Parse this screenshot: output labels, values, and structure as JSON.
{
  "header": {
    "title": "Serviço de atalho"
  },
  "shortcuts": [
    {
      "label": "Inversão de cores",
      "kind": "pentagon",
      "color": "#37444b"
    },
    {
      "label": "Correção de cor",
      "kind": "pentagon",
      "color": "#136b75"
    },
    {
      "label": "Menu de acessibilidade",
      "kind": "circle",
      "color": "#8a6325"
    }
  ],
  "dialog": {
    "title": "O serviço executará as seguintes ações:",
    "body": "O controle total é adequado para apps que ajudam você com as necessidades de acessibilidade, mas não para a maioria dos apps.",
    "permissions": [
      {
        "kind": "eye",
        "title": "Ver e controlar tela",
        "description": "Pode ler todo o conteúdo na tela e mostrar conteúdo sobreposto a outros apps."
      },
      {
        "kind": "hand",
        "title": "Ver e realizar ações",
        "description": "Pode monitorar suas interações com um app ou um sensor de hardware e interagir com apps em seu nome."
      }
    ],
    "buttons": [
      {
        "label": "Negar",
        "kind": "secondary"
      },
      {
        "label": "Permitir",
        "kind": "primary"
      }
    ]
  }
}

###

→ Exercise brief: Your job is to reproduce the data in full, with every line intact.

→ Result:
Parse this screenshot: output labels, values, and structure as JSON.
{
  "header": {
    "title": "Serviço de atalho"
  },
  "shortcuts": [
    {
      "label": "Inversão de cores",
      "kind": "pentagon",
      "color": "#37444b"
    },
    {
      "label": "Correção de cor",
      "kind": "pentagon",
      "color": "#136b75"
    },
    {
      "label": "Menu de acessibilidade",
      "kind": "circle",
      "color": "#8a6325"
    }
  ],
  "dialog": {
    "title": "O serviço executará as seguintes ações:",
    "body": "O controle total é adequado para apps que ajudam você com as necessidades de acessibilidade, mas não para a maioria dos apps.",
    "permissions": [
      {
        "kind": "eye",
        "title": "Ver e controlar tela",
        "description": "Pode ler todo o conteúdo na tela e mostrar conteúdo sobreposto a outros apps."
      },
      {
        "kind": "hand",
        "title": "Ver e realizar ações",
        "description": "Pode monitorar suas interações com um app ou um sensor de hardware e interagir com apps em seu nome."
      }
    ],
    "buttons": [
      {
        "label": "Negar",
        "kind": "secondary"
      },
      {
        "label": "Permitir",
        "kind": "primary"
      }
    ]
  }
}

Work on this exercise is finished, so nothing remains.